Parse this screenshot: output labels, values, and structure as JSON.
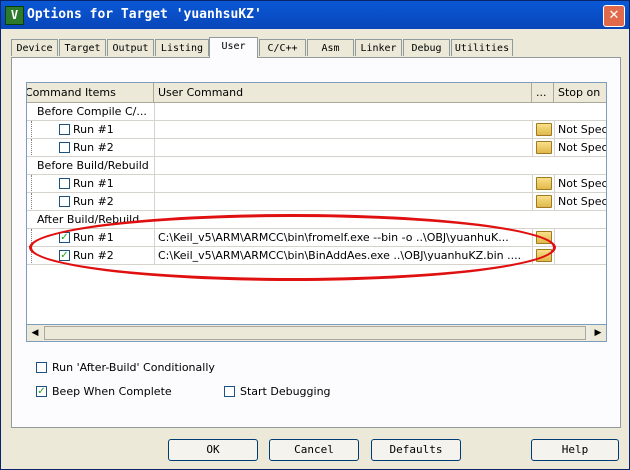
{
  "window": {
    "title": "Options for Target 'yuanhsuKZ'",
    "icon_glyph": "V",
    "close_glyph": "✕"
  },
  "tabs": [
    {
      "label": "Device"
    },
    {
      "label": "Target"
    },
    {
      "label": "Output"
    },
    {
      "label": "Listing"
    },
    {
      "label": "User",
      "active": true
    },
    {
      "label": "C/C++"
    },
    {
      "label": "Asm"
    },
    {
      "label": "Linker"
    },
    {
      "label": "Debug"
    },
    {
      "label": "Utilities"
    }
  ],
  "grid": {
    "headers": {
      "items": "Command Items",
      "command": "User Command",
      "browse": "...",
      "stop": "Stop on"
    },
    "groups": [
      {
        "label": "Before Compile C/...",
        "runs": [
          {
            "label": "Run #1",
            "checked": false,
            "command": "",
            "stop": "Not Spec"
          },
          {
            "label": "Run #2",
            "checked": false,
            "command": "",
            "stop": "Not Spec"
          }
        ]
      },
      {
        "label": "Before Build/Rebuild",
        "runs": [
          {
            "label": "Run #1",
            "checked": false,
            "command": "",
            "stop": "Not Spec"
          },
          {
            "label": "Run #2",
            "checked": false,
            "command": "",
            "stop": "Not Spec"
          }
        ]
      },
      {
        "label": "After Build/Rebuild",
        "runs": [
          {
            "label": "Run #1",
            "checked": true,
            "command": "C:\\Keil_v5\\ARM\\ARMCC\\bin\\fromelf.exe   --bin -o  ..\\OBJ\\yuanhuK...",
            "stop": ""
          },
          {
            "label": "Run #2",
            "checked": true,
            "command": "C:\\Keil_v5\\ARM\\ARMCC\\bin\\BinAddAes.exe ..\\OBJ\\yuanhuKZ.bin ....",
            "stop": ""
          }
        ]
      }
    ]
  },
  "options": {
    "run_after_build": {
      "label": "Run 'After-Build' Conditionally",
      "checked": false
    },
    "beep": {
      "label": "Beep When Complete",
      "checked": true
    },
    "start_debugging": {
      "label": "Start Debugging",
      "checked": false
    }
  },
  "buttons": {
    "ok": "OK",
    "cancel": "Cancel",
    "defaults": "Defaults",
    "help": "Help"
  },
  "glyphs": {
    "check": "✓",
    "scroll_left": "◀",
    "scroll_right": "▶"
  },
  "colors": {
    "titlebar": "#0a58d6",
    "annotation": "#e01010"
  }
}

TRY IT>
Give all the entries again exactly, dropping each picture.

WRITTEN REPLY>
Parse this screenshot: output labels, values, and structure as JSON.
{
  "window": {
    "title": "Options for Target 'yuanhsuKZ'",
    "icon_glyph": "V",
    "close_glyph": "✕"
  },
  "tabs": [
    {
      "label": "Device"
    },
    {
      "label": "Target"
    },
    {
      "label": "Output"
    },
    {
      "label": "Listing"
    },
    {
      "label": "User",
      "active": true
    },
    {
      "label": "C/C++"
    },
    {
      "label": "Asm"
    },
    {
      "label": "Linker"
    },
    {
      "label": "Debug"
    },
    {
      "label": "Utilities"
    }
  ],
  "grid": {
    "headers": {
      "items": "Command Items",
      "command": "User Command",
      "browse": "...",
      "stop": "Stop on"
    },
    "groups": [
      {
        "label": "Before Compile C/...",
        "runs": [
          {
            "label": "Run #1",
            "checked": false,
            "command": "",
            "stop": "Not Spec"
          },
          {
            "label": "Run #2",
            "checked": false,
            "command": "",
            "stop": "Not Spec"
          }
        ]
      },
      {
        "label": "Before Build/Rebuild",
        "runs": [
          {
            "label": "Run #1",
            "checked": false,
            "command": "",
            "stop": "Not Spec"
          },
          {
            "label": "Run #2",
            "checked": false,
            "command": "",
            "stop": "Not Spec"
          }
        ]
      },
      {
        "label": "After Build/Rebuild",
        "runs": [
          {
            "label": "Run #1",
            "checked": true,
            "command": "C:\\Keil_v5\\ARM\\ARMCC\\bin\\fromelf.exe   --bin -o  ..\\OBJ\\yuanhuK...",
            "stop": ""
          },
          {
            "label": "Run #2",
            "checked": true,
            "command": "C:\\Keil_v5\\ARM\\ARMCC\\bin\\BinAddAes.exe ..\\OBJ\\yuanhuKZ.bin ....",
            "stop": ""
          }
        ]
      }
    ]
  },
  "options": {
    "run_after_build": {
      "label": "Run 'After-Build' Conditionally",
      "checked": false
    },
    "beep": {
      "label": "Beep When Complete",
      "checked": true
    },
    "start_debugging": {
      "label": "Start Debugging",
      "checked": false
    }
  },
  "buttons": {
    "ok": "OK",
    "cancel": "Cancel",
    "defaults": "Defaults",
    "help": "Help"
  },
  "glyphs": {
    "check": "✓",
    "scroll_left": "◀",
    "scroll_right": "▶"
  },
  "colors": {
    "titlebar": "#0a58d6",
    "annotation": "#e01010"
  }
}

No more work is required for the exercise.